Post-election protest and attacks on ethnic minorities erupted following defeat of incumbent President Đukanović. Đukanović, who had ruled country for three decades, 1 Sept conceded defeat following 30 Aug election, accusing Serbia of stoking ethno-nationalist tensions; Belgrade same day denied meddling in election; election dominated by controversial Freedom of Confession Act that critics argue facilitates govt register of all religious sites in attempt to reduce role of Serbian Orthodox Church. Three opposition coalitions –For the Future of Montenegro, Peace is Our Nation and Black in White – 9 Sept signed coalition agreement promising to uphold country’s commitment to joining EU bloc. Meanwhile, post-electoral attacks broke out against ethnic minorities as supporters of pro-Serb parties reportedly attacked Bosniaks and Albanians in northern towns, and caused material damage to an Islamic community centre in the northern town of Plvelja 2 Sept. Religious leaders and opposition parties called for calm; top Orthodox Bishop Metropolitan Amfilohije 2 Sept called attacks an affront to “every citizen of Montenegro”. Thousands of protesters 6 Sept gathered in capital Podgorica to contest Serb nationalist imagery featuring prominently in opposition celebrations.

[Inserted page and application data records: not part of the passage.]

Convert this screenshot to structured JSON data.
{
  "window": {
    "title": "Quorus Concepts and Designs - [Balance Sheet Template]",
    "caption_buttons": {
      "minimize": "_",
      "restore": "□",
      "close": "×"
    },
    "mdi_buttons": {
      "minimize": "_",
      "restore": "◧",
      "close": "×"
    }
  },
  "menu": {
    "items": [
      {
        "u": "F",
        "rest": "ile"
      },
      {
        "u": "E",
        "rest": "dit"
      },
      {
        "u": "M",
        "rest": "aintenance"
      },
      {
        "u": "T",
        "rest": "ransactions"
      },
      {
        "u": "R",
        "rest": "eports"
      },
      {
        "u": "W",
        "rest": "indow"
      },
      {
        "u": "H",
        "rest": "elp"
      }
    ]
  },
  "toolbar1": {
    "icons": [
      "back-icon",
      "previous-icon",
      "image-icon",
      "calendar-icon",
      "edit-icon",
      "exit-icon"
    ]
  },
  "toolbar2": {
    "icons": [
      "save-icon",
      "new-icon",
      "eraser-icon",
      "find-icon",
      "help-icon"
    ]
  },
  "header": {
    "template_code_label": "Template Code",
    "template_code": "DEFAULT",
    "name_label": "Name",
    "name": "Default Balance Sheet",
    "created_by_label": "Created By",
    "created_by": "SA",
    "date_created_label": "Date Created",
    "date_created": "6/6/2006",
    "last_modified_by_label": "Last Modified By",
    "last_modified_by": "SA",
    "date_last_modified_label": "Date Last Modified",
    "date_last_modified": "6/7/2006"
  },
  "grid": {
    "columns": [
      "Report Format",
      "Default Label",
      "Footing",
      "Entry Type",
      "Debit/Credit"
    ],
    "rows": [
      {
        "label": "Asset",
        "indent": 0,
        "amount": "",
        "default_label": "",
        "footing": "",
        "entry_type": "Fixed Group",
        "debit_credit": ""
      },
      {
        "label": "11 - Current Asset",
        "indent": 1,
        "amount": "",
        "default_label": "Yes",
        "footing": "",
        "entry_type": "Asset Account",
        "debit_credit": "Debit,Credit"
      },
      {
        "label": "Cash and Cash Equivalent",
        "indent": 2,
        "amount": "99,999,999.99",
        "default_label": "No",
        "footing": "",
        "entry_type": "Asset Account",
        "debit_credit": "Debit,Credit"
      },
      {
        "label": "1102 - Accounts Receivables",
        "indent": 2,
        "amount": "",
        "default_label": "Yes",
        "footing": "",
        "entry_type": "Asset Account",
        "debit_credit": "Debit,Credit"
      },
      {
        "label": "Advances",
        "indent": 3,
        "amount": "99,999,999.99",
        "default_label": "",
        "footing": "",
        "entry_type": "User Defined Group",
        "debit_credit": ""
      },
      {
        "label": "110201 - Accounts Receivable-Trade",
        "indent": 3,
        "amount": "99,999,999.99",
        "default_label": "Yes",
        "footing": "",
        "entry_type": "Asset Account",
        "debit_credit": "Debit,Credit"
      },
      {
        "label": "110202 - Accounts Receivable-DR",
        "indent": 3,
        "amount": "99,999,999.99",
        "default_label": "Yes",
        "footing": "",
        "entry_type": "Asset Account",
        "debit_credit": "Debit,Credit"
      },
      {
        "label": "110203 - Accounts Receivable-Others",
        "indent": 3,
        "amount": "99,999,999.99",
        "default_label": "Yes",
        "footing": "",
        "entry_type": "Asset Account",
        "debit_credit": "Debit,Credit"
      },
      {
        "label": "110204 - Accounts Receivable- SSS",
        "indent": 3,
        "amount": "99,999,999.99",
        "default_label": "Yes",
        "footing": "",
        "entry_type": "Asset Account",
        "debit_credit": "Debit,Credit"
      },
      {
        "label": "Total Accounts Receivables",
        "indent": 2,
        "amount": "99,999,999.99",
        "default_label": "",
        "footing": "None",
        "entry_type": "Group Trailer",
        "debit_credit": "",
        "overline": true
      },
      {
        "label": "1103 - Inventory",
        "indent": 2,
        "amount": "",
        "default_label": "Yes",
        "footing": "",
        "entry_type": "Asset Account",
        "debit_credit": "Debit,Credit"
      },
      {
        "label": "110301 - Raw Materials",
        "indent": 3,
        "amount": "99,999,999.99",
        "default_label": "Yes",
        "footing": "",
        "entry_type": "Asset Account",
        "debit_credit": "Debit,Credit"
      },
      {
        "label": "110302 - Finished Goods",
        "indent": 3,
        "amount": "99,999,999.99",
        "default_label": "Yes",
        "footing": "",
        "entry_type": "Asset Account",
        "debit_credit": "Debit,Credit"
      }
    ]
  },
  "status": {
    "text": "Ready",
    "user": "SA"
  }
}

New parliament 23 Sept convened, approved new govt composed of three electoral coalitions with slim majority of 41 seats; leader of pro-Serbian opposition party Zradvko Krivokapić appointed new PM.